*** ENTRIES SHOWN Section Begins ***
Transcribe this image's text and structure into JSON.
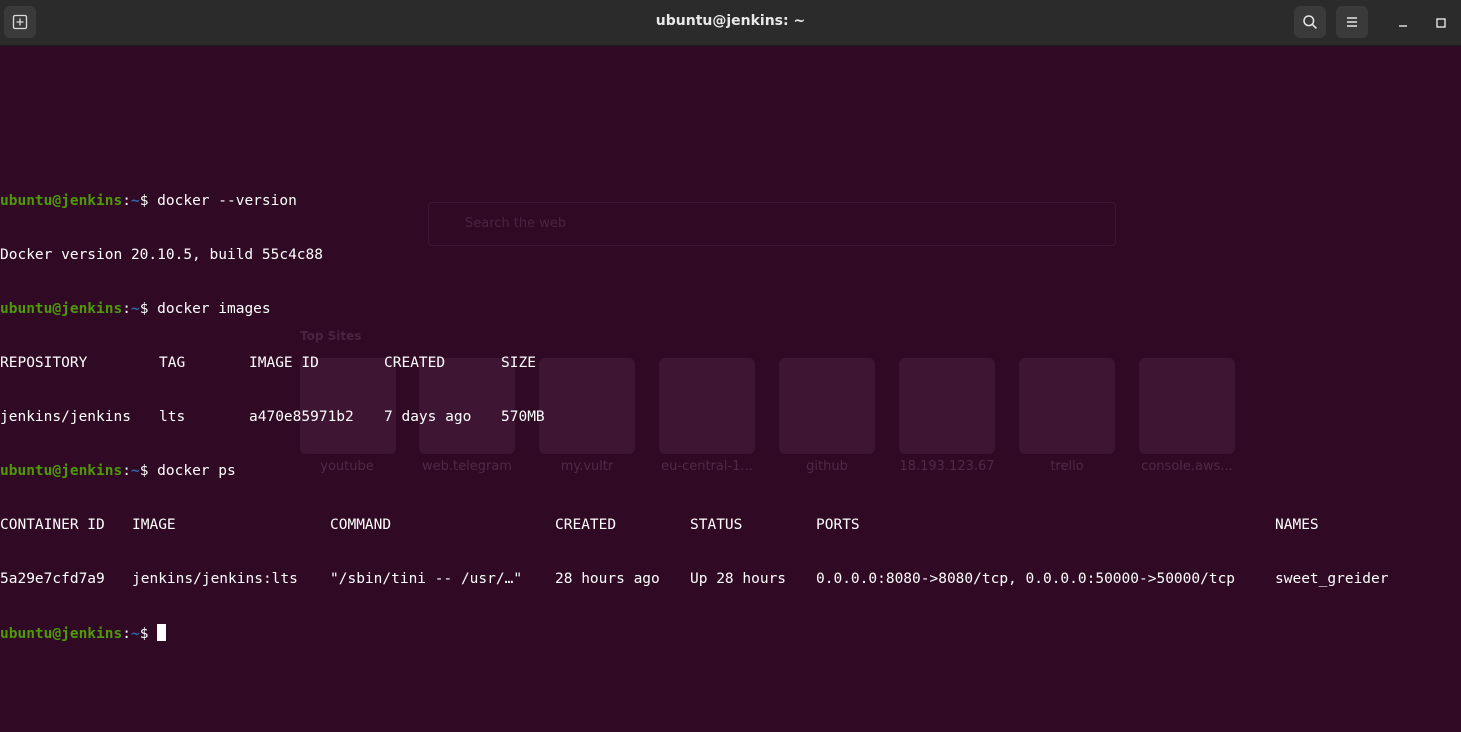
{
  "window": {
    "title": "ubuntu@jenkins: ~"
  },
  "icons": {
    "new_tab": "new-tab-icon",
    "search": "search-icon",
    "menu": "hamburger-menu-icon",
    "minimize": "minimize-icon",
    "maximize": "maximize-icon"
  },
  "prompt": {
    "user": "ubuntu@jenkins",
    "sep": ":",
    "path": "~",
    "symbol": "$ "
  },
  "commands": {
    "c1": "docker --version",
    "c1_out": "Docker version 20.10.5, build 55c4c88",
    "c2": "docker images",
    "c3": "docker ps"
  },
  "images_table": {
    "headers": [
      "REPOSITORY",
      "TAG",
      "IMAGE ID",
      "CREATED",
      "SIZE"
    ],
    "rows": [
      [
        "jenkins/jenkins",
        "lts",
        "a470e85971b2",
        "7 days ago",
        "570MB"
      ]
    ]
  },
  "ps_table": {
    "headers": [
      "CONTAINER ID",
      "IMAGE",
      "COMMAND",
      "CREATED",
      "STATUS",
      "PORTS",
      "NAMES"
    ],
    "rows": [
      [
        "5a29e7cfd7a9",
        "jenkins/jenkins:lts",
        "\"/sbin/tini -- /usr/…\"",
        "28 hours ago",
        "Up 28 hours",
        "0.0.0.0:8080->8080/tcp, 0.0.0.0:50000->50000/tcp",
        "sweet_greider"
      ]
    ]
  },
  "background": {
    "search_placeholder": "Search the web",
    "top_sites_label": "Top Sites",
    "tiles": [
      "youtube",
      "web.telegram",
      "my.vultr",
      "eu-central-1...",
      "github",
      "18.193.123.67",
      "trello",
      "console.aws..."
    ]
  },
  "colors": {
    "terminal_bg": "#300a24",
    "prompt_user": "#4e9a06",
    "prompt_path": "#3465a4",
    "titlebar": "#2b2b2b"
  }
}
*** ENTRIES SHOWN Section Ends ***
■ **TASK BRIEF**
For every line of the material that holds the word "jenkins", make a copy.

■ **THE ANSWER**
    "title": "ubuntu@jenkins: ~"
    "user": "ubuntu@jenkins",
        "jenkins/jenkins",
        "jenkins/jenkins:lts",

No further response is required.